(Records from a data collection)
------------------------------------

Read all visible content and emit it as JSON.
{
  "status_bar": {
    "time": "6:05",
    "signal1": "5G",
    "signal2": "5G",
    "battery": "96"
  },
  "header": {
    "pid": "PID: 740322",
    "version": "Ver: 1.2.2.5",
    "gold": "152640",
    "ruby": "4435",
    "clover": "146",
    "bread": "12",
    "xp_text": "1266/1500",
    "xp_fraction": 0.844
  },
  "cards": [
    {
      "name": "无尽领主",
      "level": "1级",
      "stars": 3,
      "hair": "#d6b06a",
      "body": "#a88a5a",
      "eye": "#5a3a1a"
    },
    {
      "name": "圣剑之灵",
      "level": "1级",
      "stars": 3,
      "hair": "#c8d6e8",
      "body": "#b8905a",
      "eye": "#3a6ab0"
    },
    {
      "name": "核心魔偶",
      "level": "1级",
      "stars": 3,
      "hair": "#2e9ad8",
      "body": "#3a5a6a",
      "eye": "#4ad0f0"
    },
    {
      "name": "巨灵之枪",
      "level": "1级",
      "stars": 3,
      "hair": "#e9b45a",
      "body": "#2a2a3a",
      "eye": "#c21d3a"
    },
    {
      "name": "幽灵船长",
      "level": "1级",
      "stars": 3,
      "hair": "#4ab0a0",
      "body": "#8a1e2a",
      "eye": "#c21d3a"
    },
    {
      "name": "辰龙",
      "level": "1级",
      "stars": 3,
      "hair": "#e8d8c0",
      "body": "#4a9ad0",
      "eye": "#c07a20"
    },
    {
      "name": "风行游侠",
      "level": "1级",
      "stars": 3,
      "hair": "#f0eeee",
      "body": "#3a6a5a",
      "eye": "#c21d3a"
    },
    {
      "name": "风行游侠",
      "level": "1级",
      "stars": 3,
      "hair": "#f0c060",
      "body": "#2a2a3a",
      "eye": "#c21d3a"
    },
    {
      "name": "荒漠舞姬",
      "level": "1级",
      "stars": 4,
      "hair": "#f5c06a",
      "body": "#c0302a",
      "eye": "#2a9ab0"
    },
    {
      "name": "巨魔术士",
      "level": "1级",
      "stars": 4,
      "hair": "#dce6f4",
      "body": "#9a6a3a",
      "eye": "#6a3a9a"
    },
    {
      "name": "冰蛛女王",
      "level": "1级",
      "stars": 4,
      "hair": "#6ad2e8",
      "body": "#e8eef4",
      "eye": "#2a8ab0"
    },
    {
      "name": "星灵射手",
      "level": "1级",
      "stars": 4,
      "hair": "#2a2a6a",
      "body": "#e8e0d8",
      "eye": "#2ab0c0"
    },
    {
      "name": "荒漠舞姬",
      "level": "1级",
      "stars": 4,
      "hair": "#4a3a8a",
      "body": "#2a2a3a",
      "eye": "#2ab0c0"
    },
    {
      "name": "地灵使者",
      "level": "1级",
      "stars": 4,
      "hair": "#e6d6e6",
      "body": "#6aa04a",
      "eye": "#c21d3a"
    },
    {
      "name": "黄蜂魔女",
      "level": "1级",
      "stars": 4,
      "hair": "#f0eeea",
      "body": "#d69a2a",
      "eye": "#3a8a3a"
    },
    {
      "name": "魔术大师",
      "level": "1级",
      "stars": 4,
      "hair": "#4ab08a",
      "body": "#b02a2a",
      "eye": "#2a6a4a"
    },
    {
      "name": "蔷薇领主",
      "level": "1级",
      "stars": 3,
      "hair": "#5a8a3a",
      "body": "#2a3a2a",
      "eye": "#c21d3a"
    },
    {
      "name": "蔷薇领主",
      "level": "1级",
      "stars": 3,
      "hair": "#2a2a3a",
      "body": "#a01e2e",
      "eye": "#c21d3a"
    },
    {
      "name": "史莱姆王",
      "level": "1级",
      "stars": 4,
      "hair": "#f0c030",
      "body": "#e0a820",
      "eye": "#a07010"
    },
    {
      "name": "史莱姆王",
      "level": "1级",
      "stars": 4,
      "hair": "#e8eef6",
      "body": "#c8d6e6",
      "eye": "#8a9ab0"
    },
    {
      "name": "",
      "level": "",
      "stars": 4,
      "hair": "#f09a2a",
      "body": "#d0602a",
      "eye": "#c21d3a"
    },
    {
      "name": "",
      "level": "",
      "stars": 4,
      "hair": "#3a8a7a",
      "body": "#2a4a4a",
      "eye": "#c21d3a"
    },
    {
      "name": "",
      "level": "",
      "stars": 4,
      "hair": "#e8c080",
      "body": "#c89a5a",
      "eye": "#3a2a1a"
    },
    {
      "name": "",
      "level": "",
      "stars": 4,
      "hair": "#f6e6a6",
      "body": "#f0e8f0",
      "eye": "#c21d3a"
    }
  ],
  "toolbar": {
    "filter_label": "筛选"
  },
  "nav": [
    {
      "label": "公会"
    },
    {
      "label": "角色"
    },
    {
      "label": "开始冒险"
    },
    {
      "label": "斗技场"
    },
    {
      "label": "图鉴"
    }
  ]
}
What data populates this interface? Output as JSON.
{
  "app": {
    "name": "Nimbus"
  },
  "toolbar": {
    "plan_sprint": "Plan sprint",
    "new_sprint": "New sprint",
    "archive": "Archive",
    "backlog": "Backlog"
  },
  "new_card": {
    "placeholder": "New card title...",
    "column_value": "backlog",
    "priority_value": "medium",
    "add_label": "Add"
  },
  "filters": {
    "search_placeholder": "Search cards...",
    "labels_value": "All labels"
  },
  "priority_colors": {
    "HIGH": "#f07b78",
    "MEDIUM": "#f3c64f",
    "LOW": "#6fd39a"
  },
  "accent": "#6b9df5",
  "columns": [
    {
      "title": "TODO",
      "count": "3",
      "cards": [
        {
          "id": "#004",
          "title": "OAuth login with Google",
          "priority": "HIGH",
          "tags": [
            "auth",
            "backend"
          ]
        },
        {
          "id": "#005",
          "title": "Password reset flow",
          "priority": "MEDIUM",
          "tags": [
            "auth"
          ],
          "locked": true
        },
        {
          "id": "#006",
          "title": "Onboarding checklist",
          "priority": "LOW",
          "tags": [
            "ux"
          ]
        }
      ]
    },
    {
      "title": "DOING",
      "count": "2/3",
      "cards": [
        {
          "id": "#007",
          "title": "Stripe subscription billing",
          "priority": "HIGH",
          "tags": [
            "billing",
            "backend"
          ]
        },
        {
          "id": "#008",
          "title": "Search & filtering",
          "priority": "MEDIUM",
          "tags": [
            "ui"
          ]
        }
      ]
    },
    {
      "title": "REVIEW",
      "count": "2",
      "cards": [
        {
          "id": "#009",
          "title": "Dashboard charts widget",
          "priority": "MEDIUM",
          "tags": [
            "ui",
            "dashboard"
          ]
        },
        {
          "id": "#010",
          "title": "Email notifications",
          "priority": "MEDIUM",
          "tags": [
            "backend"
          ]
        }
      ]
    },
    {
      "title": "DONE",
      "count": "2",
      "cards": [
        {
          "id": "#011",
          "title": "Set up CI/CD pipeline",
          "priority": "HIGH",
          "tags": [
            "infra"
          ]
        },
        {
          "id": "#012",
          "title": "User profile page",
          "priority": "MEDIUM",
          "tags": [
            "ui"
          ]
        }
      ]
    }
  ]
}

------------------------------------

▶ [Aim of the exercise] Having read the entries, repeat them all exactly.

▶ [Response to this exercise]
Read all visible content and emit it as JSON.
{
  "status_bar": {
    "time": "6:05",
    "signal1": "5G",
    "signal2": "5G",
    "battery": "96"
  },
  "header": {
    "pid": "PID: 740322",
    "version": "Ver: 1.2.2.5",
    "gold": "152640",
    "ruby": "4435",
    "clover": "146",
    "bread": "12",
    "xp_text": "1266/1500",
    "xp_fraction": 0.844
  },
  "cards": [
    {
      "name": "无尽领主",
      "level": "1级",
      "stars": 3,
      "hair": "#d6b06a",
      "body": "#a88a5a",
      "eye": "#5a3a1a"
    },
    {
      "name": "圣剑之灵",
      "level": "1级",
      "stars": 3,
      "hair": "#c8d6e8",
      "body": "#b8905a",
      "eye": "#3a6ab0"
    },
    {
      "name": "核心魔偶",
      "level": "1级",
      "stars": 3,
      "hair": "#2e9ad8",
      "body": "#3a5a6a",
      "eye": "#4ad0f0"
    },
    {
      "name": "巨灵之枪",
      "level": "1级",
      "stars": 3,
      "hair": "#e9b45a",
      "body": "#2a2a3a",
      "eye": "#c21d3a"
    },
    {
      "name": "幽灵船长",
      "level": "1级",
      "stars": 3,
      "hair": "#4ab0a0",
      "body": "#8a1e2a",
      "eye": "#c21d3a"
    },
    {
      "name": "辰龙",
      "level": "1级",
      "stars": 3,
      "hair": "#e8d8c0",
      "body": "#4a9ad0",
      "eye": "#c07a20"
    },
    {
      "name": "风行游侠",
      "level": "1级",
      "stars": 3,
      "hair": "#f0eeee",
      "body": "#3a6a5a",
      "eye": "#c21d3a"
    },
    {
      "name": "风行游侠",
      "level": "1级",
      "stars": 3,
      "hair": "#f0c060",
      "body": "#2a2a3a",
      "eye": "#c21d3a"
    },
    {
      "name": "荒漠舞姬",
      "level": "1级",
      "stars": 4,
      "hair": "#f5c06a",
      "body": "#c0302a",
      "eye": "#2a9ab0"
    },
    {
      "name": "巨魔术士",
      "level": "1级",
      "stars": 4,
      "hair": "#dce6f4",
      "body": "#9a6a3a",
      "eye": "#6a3a9a"
    },
    {
      "name": "冰蛛女王",
      "level": "1级",
      "stars": 4,
      "hair": "#6ad2e8",
      "body": "#e8eef4",
      "eye": "#2a8ab0"
    },
    {
      "name": "星灵射手",
      "level": "1级",
      "stars": 4,
      "hair": "#2a2a6a",
      "body": "#e8e0d8",
      "eye": "#2ab0c0"
    },
    {
      "name": "荒漠舞姬",
      "level": "1级",
      "stars": 4,
      "hair": "#4a3a8a",
      "body": "#2a2a3a",
      "eye": "#2ab0c0"
    },
    {
      "name": "地灵使者",
      "level": "1级",
      "stars": 4,
      "hair": "#e6d6e6",
      "body": "#6aa04a",
      "eye": "#c21d3a"
    },
    {
      "name": "黄蜂魔女",
      "level": "1级",
      "stars": 4,
      "hair": "#f0eeea",
      "body": "#d69a2a",
      "eye": "#3a8a3a"
    },
    {
      "name": "魔术大师",
      "level": "1级",
      "stars": 4,
      "hair": "#4ab08a",
      "body": "#b02a2a",
      "eye": "#2a6a4a"
    },
    {
      "name": "蔷薇领主",
      "level": "1级",
      "stars": 3,
      "hair": "#5a8a3a",
      "body": "#2a3a2a",
      "eye": "#c21d3a"
    },
    {
      "name": "蔷薇领主",
      "level": "1级",
      "stars": 3,
      "hair": "#2a2a3a",
      "body": "#a01e2e",
      "eye": "#c21d3a"
    },
    {
      "name": "史莱姆王",
      "level": "1级",
      "stars": 4,
      "hair": "#f0c030",
      "body": "#e0a820",
      "eye": "#a07010"
    },
    {
      "name": "史莱姆王",
      "level": "1级",
      "stars": 4,
      "hair": "#e8eef6",
      "body": "#c8d6e6",
      "eye": "#8a9ab0"
    },
    {
      "name": "",
      "level": "",
      "stars": 4,
      "hair": "#f09a2a",
      "body": "#d0602a",
      "eye": "#c21d3a"
    },
    {
      "name": "",
      "level": "",
      "stars": 4,
      "hair": "#3a8a7a",
      "body": "#2a4a4a",
      "eye": "#c21d3a"
    },
    {
      "name": "",
      "level": "",
      "stars": 4,
      "hair": "#e8c080",
      "body": "#c89a5a",
      "eye": "#3a2a1a"
    },
    {
      "name": "",
      "level": "",
      "stars": 4,
      "hair": "#f6e6a6",
      "body": "#f0e8f0",
      "eye": "#c21d3a"
    }
  ],
  "toolbar": {
    "filter_label": "筛选"
  },
  "nav": [
    {
      "label": "公会"
    },
    {
      "label": "角色"
    },
    {
      "label": "开始冒险"
    },
    {
      "label": "斗技场"
    },
    {
      "label": "图鉴"
    }
  ]
}
What data populates this interface? Output as JSON.
{
  "app": {
    "name": "Nimbus"
  },
  "toolbar": {
    "plan_sprint": "Plan sprint",
    "new_sprint": "New sprint",
    "archive": "Archive",
    "backlog": "Backlog"
  },
  "new_card": {
    "placeholder": "New card title...",
    "column_value": "backlog",
    "priority_value": "medium",
    "add_label": "Add"
  },
  "filters": {
    "search_placeholder": "Search cards...",
    "labels_value": "All labels"
  },
  "priority_colors": {
    "HIGH": "#f07b78",
    "MEDIUM": "#f3c64f",
    "LOW": "#6fd39a"
  },
  "accent": "#6b9df5",
  "columns": [
    {
      "title": "TODO",
      "count": "3",
      "cards": [
        {
          "id": "#004",
          "title": "OAuth login with Google",
          "priority": "HIGH",
          "tags": [
            "auth",
            "backend"
          ]
        },
        {
          "id": "#005",
          "title": "Password reset flow",
          "priority": "MEDIUM",
          "tags": [
            "auth"
          ],
          "locked": true
        },
        {
          "id": "#006",
          "title": "Onboarding checklist",
          "priority": "LOW",
          "tags": [
            "ux"
          ]
        }
      ]
    },
    {
      "title": "DOING",
      "count": "2/3",
      "cards": [
        {
          "id": "#007",
          "title": "Stripe subscription billing",
          "priority": "HIGH",
          "tags": [
            "billing",
            "backend"
          ]
        },
        {
          "id": "#008",
          "title": "Search & filtering",
          "priority": "MEDIUM",
          "tags": [
            "ui"
          ]
        }
      ]
    },
    {
      "title": "REVIEW",
      "count": "2",
      "cards": [
        {
          "id": "#009",
          "title": "Dashboard charts widget",
          "priority": "MEDIUM",
          "tags": [
            "ui",
            "dashboard"
          ]
        },
        {
          "id": "#010",
          "title": "Email notifications",
          "priority": "MEDIUM",
          "tags": [
            "backend"
          ]
        }
      ]
    },
    {
      "title": "DONE",
      "count": "2",
      "cards": [
        {
          "id": "#011",
          "title": "Set up CI/CD pipeline",
          "priority": "HIGH",
          "tags": [
            "infra"
          ]
        },
        {
          "id": "#012",
          "title": "User profile page",
          "priority": "MEDIUM",
          "tags": [
            "ui"
          ]
        }
      ]
    }
  ]
}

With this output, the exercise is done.